**Activity**
Before you return the lines below, strip out any images and keep every word as written.

*** Material provided Section Begins ***

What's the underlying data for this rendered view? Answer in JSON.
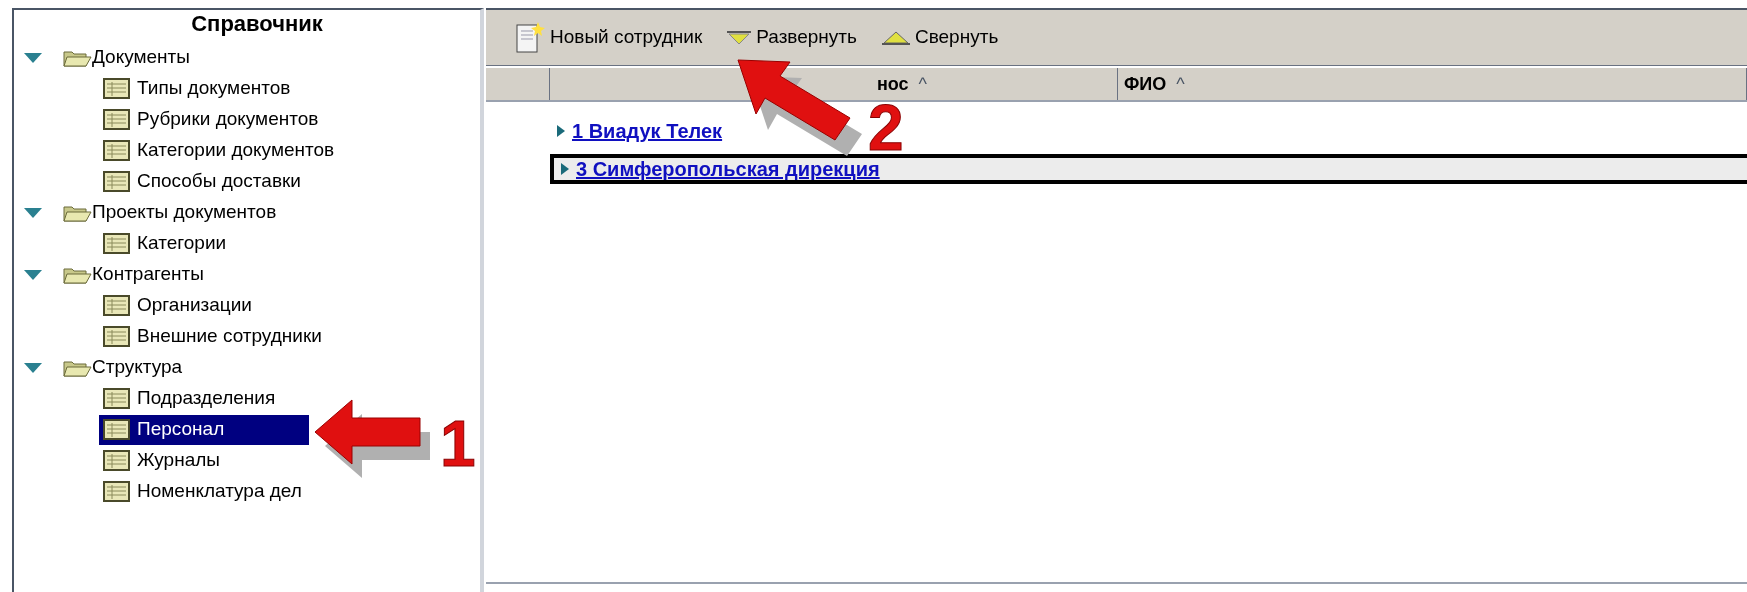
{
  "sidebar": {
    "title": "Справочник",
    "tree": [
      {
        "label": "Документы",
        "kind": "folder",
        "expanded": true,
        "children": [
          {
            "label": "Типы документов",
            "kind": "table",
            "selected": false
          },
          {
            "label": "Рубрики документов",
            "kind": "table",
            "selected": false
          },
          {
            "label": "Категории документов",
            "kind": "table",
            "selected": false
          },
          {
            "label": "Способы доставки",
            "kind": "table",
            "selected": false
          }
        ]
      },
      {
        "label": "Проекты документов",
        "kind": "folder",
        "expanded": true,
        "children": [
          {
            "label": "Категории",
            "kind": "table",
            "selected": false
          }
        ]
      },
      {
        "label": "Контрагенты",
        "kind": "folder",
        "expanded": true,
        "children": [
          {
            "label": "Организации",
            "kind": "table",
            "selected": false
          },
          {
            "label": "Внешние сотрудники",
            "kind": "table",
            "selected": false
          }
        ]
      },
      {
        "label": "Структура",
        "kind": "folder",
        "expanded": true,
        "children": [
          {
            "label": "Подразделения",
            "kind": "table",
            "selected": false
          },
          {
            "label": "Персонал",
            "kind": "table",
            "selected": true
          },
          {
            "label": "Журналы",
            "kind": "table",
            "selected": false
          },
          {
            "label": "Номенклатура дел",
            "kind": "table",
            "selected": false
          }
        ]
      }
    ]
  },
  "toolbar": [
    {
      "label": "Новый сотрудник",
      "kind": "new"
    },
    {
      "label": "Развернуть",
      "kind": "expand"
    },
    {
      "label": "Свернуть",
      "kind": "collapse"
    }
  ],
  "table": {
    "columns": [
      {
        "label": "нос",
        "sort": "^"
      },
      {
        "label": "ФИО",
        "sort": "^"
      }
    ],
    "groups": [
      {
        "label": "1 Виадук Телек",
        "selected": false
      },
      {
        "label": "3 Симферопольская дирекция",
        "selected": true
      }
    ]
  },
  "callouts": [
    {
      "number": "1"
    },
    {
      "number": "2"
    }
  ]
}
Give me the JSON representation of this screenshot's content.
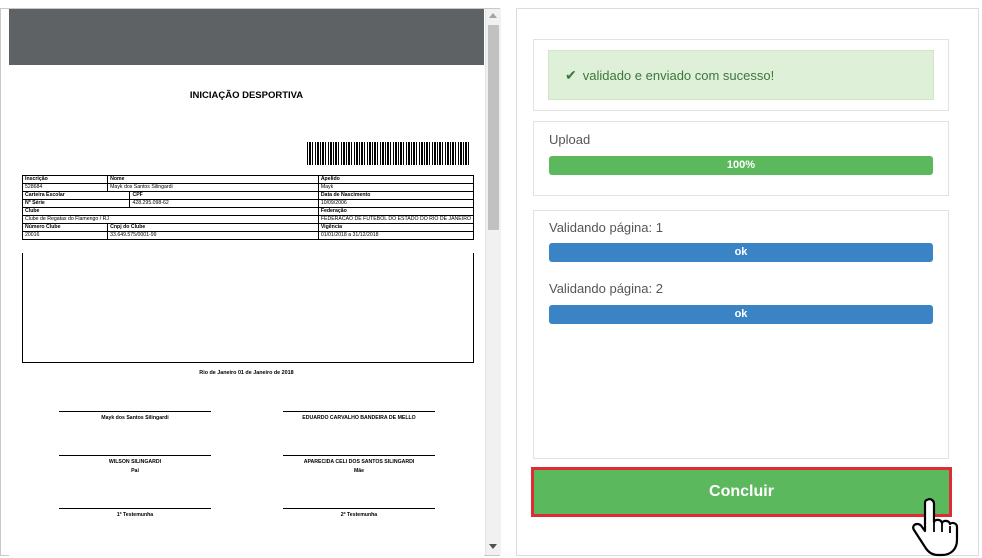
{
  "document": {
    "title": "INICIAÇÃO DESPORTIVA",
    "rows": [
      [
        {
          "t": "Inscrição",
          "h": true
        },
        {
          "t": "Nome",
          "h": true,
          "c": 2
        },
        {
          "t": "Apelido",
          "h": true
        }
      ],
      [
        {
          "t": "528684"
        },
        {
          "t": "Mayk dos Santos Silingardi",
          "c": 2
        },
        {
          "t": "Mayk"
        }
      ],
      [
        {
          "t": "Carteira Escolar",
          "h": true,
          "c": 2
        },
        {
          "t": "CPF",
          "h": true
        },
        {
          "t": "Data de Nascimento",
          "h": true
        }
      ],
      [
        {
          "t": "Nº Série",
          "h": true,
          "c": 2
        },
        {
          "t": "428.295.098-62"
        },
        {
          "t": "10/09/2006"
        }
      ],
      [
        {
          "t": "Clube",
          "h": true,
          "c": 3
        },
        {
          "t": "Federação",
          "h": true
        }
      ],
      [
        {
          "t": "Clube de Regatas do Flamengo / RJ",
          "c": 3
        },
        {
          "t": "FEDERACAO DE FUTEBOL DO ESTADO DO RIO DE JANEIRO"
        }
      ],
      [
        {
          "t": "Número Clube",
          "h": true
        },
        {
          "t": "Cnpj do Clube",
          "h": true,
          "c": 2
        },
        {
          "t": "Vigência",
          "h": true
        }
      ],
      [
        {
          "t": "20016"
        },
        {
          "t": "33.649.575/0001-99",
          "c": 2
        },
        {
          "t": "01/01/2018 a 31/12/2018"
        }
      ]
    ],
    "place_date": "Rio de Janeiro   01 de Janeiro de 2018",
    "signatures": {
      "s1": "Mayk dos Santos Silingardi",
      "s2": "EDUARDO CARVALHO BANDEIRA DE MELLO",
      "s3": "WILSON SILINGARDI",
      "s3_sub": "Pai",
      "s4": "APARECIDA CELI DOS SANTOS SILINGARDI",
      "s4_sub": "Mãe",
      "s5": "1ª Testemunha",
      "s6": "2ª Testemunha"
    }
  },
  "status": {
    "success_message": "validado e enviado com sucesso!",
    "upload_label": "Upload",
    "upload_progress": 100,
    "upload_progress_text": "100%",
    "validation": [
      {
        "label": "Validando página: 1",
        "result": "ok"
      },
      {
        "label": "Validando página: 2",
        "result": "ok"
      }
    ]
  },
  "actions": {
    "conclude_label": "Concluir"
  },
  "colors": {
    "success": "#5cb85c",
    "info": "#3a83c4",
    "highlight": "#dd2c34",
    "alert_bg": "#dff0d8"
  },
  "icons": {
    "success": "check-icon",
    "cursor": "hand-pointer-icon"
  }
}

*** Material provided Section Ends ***

**Solution for this exercise**
What's the underlying data for this rendered view? Answer in JSON.
{
  "sidebar": {
    "title": "Справочник",
    "tree": [
      {
        "label": "Документы",
        "kind": "folder",
        "expanded": true,
        "children": [
          {
            "label": "Типы документов",
            "kind": "table",
            "selected": false
          },
          {
            "label": "Рубрики документов",
            "kind": "table",
            "selected": false
          },
          {
            "label": "Категории документов",
            "kind": "table",
            "selected": false
          },
          {
            "label": "Способы доставки",
            "kind": "table",
            "selected": false
          }
        ]
      },
      {
        "label": "Проекты документов",
        "kind": "folder",
        "expanded": true,
        "children": [
          {
            "label": "Категории",
            "kind": "table",
            "selected": false
          }
        ]
      },
      {
        "label": "Контрагенты",
        "kind": "folder",
        "expanded": true,
        "children": [
          {
            "label": "Организации",
            "kind": "table",
            "selected": false
          },
          {
            "label": "Внешние сотрудники",
            "kind": "table",
            "selected": false
          }
        ]
      },
      {
        "label": "Структура",
        "kind": "folder",
        "expanded": true,
        "children": [
          {
            "label": "Подразделения",
            "kind": "table",
            "selected": false
          },
          {
            "label": "Персонал",
            "kind": "table",
            "selected": true
          },
          {
            "label": "Журналы",
            "kind": "table",
            "selected": false
          },
          {
            "label": "Номенклатура дел",
            "kind": "table",
            "selected": false
          }
        ]
      }
    ]
  },
  "toolbar": [
    {
      "label": "Новый сотрудник",
      "kind": "new"
    },
    {
      "label": "Развернуть",
      "kind": "expand"
    },
    {
      "label": "Свернуть",
      "kind": "collapse"
    }
  ],
  "table": {
    "columns": [
      {
        "label": "нос",
        "sort": "^"
      },
      {
        "label": "ФИО",
        "sort": "^"
      }
    ],
    "groups": [
      {
        "label": "1 Виадук Телек",
        "selected": false
      },
      {
        "label": "3 Симферопольская дирекция",
        "selected": true
      }
    ]
  },
  "callouts": [
    {
      "number": "1"
    },
    {
      "number": "2"
    }
  ]
}
Give me the JSON representation of this screenshot's content.
{
  "document": {
    "title": "INICIAÇÃO DESPORTIVA",
    "rows": [
      [
        {
          "t": "Inscrição",
          "h": true
        },
        {
          "t": "Nome",
          "h": true,
          "c": 2
        },
        {
          "t": "Apelido",
          "h": true
        }
      ],
      [
        {
          "t": "528684"
        },
        {
          "t": "Mayk dos Santos Silingardi",
          "c": 2
        },
        {
          "t": "Mayk"
        }
      ],
      [
        {
          "t": "Carteira Escolar",
          "h": true,
          "c": 2
        },
        {
          "t": "CPF",
          "h": true
        },
        {
          "t": "Data de Nascimento",
          "h": true
        }
      ],
      [
        {
          "t": "Nº Série",
          "h": true,
          "c": 2
        },
        {
          "t": "428.295.098-62"
        },
        {
          "t": "10/09/2006"
        }
      ],
      [
        {
          "t": "Clube",
          "h": true,
          "c": 3
        },
        {
          "t": "Federação",
          "h": true
        }
      ],
      [
        {
          "t": "Clube de Regatas do Flamengo / RJ",
          "c": 3
        },
        {
          "t": "FEDERACAO DE FUTEBOL DO ESTADO DO RIO DE JANEIRO"
        }
      ],
      [
        {
          "t": "Número Clube",
          "h": true
        },
        {
          "t": "Cnpj do Clube",
          "h": true,
          "c": 2
        },
        {
          "t": "Vigência",
          "h": true
        }
      ],
      [
        {
          "t": "20016"
        },
        {
          "t": "33.649.575/0001-99",
          "c": 2
        },
        {
          "t": "01/01/2018 a 31/12/2018"
        }
      ]
    ],
    "place_date": "Rio de Janeiro   01 de Janeiro de 2018",
    "signatures": {
      "s1": "Mayk dos Santos Silingardi",
      "s2": "EDUARDO CARVALHO BANDEIRA DE MELLO",
      "s3": "WILSON SILINGARDI",
      "s3_sub": "Pai",
      "s4": "APARECIDA CELI DOS SANTOS SILINGARDI",
      "s4_sub": "Mãe",
      "s5": "1ª Testemunha",
      "s6": "2ª Testemunha"
    }
  },
  "status": {
    "success_message": "validado e enviado com sucesso!",
    "upload_label": "Upload",
    "upload_progress": 100,
    "upload_progress_text": "100%",
    "validation": [
      {
        "label": "Validando página: 1",
        "result": "ok"
      },
      {
        "label": "Validando página: 2",
        "result": "ok"
      }
    ]
  },
  "actions": {
    "conclude_label": "Concluir"
  },
  "colors": {
    "success": "#5cb85c",
    "info": "#3a83c4",
    "highlight": "#dd2c34",
    "alert_bg": "#dff0d8"
  },
  "icons": {
    "success": "check-icon",
    "cursor": "hand-pointer-icon"
  }
}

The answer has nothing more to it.